As always, the Scriptures challenge us in several ways.
The disciples in the Gospel, as well as Joshua in the Old Testament, are concerned that others outside their group are exercising God’s power. Jesus, and Moses before him, remind them (and us) that God can use anyone he wishes to work his wonders among his people. It’s very easy for us to become like the disciples and forget to rejoice that the Spirit of God works in many unexpected ways. Do I, do you, keep our eyes and hearts open each day in expectation that the Spirit of God may visit us in unexpected ways and through unexpected people?
The words of St. James offer us a challenge. The Oblate community has worked hard to provide us with all we have here. We have much more than many of our brothers and sisters. How do we live our vow of poverty when we have our needs taken care of so well? We can identify with our poor brothers and sisters by being grateful often each day. We can share our sufficiency through our hospitality to guests. And we can remember our brothers and sisters who have much less than we do, and cut short our complaints when we don’t have everything we may think we need.
When we take the time each day to be aware of God’s abundant providence, we also continue to be aware of our own ingratitude. We are aware that there are things about us that draw our attention away from God’s graciousness. Jesus challenges us to total concentration on the God who loves us. If something causes us to sin, cut it off. Jesus is not calling us to mutilation, but he is calling us to decision-making. If we are serious about responding to the great love God has for us, then we will make serious efforts to accept God’s grace throughout the day and choose to move beyond those things in us that lead us to be self-centered.
We have all lived long enough to know the things about us that tend to distract us from God’s loving providence. De Sales reminds us that these tendencies ought to become the subject of our morning preparation of the day. Together with God, we can develop a graced plan which will help us to become more dependent on God’s grace during our day.

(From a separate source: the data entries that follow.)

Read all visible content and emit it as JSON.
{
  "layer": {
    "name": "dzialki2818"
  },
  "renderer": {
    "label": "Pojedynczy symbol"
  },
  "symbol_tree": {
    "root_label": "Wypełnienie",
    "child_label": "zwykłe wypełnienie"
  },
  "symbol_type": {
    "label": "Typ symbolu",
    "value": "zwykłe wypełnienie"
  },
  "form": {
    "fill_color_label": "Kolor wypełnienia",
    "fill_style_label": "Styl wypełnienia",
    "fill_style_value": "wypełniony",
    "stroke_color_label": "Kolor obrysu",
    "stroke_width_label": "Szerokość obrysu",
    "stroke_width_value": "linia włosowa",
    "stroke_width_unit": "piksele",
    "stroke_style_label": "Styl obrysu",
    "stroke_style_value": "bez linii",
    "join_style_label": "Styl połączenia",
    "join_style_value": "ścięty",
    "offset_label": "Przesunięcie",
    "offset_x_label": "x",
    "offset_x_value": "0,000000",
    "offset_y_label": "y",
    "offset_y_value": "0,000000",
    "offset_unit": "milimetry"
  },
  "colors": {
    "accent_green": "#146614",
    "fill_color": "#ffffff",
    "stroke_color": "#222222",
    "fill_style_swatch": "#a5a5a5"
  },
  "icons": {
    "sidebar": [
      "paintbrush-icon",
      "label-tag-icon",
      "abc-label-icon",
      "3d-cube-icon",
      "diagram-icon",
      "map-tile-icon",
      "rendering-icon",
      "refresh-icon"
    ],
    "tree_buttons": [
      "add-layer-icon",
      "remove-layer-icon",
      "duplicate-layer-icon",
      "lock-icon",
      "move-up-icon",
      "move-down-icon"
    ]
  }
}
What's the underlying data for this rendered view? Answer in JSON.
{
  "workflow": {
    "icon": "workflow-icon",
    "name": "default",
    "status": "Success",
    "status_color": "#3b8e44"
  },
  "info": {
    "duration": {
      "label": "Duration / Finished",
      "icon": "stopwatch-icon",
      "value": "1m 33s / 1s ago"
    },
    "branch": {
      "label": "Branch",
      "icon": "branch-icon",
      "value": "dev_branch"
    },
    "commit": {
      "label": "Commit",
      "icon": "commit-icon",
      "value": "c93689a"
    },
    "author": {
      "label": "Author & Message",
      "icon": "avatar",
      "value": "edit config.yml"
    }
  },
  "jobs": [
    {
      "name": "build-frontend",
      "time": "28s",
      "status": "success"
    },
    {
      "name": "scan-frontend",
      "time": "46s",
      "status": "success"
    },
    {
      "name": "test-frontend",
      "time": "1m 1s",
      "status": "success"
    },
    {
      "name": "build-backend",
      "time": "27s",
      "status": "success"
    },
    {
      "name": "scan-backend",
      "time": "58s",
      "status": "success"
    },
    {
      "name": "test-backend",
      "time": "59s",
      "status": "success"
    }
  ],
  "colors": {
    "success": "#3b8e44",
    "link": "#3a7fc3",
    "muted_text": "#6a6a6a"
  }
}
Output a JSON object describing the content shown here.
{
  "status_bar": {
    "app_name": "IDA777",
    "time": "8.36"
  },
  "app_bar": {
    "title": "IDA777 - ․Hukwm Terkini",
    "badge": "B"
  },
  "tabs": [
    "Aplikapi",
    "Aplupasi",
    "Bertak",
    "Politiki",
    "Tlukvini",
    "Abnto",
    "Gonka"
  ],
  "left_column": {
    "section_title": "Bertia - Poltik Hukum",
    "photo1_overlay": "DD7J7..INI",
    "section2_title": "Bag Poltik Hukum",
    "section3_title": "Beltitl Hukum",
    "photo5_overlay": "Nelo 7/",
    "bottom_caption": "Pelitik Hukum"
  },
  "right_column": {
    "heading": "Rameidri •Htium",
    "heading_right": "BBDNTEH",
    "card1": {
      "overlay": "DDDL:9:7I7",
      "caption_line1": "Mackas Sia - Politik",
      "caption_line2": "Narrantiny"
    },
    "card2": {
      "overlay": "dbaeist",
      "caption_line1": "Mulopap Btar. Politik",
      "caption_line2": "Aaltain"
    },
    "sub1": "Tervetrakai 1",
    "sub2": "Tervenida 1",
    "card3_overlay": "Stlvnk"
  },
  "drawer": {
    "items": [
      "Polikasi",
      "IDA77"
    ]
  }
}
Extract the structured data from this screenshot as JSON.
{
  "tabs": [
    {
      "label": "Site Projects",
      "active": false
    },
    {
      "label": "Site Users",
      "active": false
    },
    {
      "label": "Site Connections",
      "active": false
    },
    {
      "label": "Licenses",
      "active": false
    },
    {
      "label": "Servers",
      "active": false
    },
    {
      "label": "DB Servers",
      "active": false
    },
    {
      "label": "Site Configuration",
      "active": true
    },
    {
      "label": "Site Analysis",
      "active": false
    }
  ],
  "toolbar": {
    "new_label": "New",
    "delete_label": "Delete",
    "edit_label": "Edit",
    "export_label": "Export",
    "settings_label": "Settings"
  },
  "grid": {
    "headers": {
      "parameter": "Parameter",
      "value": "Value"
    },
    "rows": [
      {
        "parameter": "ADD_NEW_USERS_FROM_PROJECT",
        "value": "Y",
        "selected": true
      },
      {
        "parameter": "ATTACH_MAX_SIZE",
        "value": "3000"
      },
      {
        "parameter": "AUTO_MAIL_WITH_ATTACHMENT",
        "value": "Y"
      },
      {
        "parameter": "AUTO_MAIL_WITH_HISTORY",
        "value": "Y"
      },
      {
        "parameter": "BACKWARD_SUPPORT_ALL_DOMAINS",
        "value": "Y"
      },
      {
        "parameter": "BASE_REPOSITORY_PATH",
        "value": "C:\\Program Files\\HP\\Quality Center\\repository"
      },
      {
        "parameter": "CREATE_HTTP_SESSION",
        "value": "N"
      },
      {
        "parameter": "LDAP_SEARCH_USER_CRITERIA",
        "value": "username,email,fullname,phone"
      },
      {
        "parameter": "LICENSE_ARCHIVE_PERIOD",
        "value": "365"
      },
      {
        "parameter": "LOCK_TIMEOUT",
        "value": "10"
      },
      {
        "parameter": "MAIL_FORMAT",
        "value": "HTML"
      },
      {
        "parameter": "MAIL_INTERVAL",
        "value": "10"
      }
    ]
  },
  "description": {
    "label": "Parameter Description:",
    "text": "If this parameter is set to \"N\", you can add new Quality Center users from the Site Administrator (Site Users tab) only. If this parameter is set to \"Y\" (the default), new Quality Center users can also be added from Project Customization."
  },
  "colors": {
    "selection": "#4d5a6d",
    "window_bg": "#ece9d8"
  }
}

In this way, we learn to make practical decisions that “cut short” our tendencies toward selfishness and self-centeredness and refocus our attention on God who is providing for us.
Let us not overlook the challenges of today’s Scripture readings. They call us to grace.